TASK GOAL | Look through the lines of the material and count those containing "Tools". Give that count alone.

SUPPLIED INFORMATION |
■ ■ ■ ■

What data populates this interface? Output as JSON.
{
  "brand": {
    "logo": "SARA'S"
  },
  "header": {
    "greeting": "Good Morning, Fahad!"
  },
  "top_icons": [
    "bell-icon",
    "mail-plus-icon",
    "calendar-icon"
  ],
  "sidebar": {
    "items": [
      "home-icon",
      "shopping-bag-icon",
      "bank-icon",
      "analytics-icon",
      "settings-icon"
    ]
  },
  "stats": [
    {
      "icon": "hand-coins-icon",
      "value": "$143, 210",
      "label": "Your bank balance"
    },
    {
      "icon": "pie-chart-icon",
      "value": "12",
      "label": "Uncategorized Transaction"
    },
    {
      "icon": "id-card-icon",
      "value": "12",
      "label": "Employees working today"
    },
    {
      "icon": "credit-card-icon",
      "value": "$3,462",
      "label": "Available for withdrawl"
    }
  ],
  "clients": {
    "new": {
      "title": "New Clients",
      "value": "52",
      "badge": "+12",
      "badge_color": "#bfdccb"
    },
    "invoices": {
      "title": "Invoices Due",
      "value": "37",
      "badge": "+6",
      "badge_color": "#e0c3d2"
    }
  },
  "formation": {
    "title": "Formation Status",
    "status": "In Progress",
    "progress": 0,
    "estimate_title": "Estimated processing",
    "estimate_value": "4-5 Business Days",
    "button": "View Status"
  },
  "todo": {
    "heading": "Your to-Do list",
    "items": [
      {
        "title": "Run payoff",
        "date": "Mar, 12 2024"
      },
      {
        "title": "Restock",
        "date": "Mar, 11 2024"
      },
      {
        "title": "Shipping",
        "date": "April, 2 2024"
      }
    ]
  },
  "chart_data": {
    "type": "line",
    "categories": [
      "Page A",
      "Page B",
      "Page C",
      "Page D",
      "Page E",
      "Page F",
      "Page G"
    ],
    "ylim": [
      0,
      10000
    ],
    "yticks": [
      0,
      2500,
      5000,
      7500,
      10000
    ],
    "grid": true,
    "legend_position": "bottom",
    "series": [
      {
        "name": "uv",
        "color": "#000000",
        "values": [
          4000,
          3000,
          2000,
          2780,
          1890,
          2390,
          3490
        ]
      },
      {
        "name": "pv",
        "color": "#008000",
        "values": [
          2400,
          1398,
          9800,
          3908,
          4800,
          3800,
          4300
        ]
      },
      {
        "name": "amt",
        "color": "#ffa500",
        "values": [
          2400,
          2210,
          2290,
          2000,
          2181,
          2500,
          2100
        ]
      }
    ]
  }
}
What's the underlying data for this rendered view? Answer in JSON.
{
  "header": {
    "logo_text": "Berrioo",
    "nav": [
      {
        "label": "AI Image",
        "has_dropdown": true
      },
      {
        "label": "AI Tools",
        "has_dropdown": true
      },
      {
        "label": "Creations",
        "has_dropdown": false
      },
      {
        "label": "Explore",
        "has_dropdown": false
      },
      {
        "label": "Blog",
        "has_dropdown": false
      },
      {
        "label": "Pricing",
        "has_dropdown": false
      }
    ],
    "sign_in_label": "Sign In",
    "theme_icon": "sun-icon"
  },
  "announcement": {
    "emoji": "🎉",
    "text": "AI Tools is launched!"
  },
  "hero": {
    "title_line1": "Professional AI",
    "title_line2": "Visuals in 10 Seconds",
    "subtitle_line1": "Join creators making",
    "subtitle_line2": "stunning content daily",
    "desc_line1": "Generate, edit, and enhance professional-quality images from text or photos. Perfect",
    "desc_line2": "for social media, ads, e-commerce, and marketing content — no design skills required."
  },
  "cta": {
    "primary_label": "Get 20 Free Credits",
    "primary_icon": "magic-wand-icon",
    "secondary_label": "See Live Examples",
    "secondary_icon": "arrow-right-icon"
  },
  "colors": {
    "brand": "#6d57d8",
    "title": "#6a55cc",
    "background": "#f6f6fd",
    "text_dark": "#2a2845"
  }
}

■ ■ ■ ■

YOUR RESPONSE | 2